Fielder characterized the group’s tactics as being straight out of the left-wing playbook, and accused them of conducting a “witch hunt.”
“This Washington, D.C. hit-squad cast a wide net because they are looking for anything that might damage my credibility,” Fielder said. “Of course they aren’t going to find anything problematic. That legislative email account has never been used to promote the American Lands Council. But I don’t have time to respond to Obama’s dirty-ops crews. I am not going to use up my personal time to jump through their hoops and respond to them.”
Since it was founded in 2012, ALC has weathered ethics complaints in several states, including Montana.

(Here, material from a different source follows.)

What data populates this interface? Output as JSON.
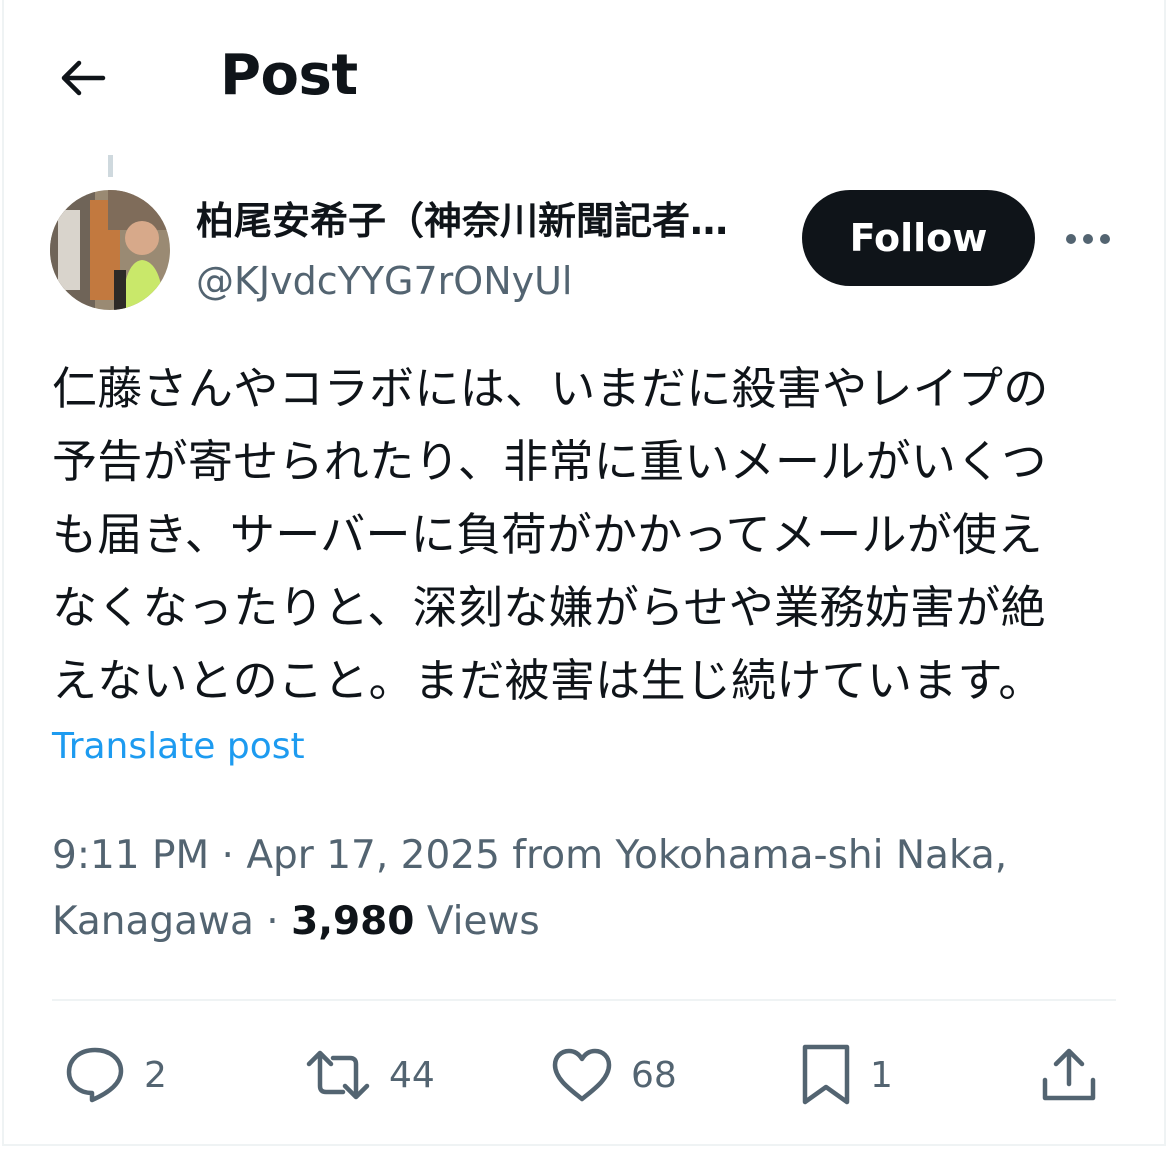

In March 2015, an aide to Fielder resigned for ethics violations after registering as a lobbyist for ALC, which legislative leaders said violated rules that prohibit legislative staff from lobbying.
Earlier this year, CfA filed a complaint with Utah Attorney General Sean Reyes citing an alleged string of emails from Utah Rep. Ken Ivory’s public legislative account used to conduct business on behalf of ALC, which Ivory co-founded and led as president prior to Fielder.
CfA asserted Ivory lied to investigators about not using his state email account to further the business of ALC.
Dan Burton, spokesman for the Utah Attorney General, said the complaint and its allegations were reviewed, but the office declined to prosecute Ivory and has since closed the case.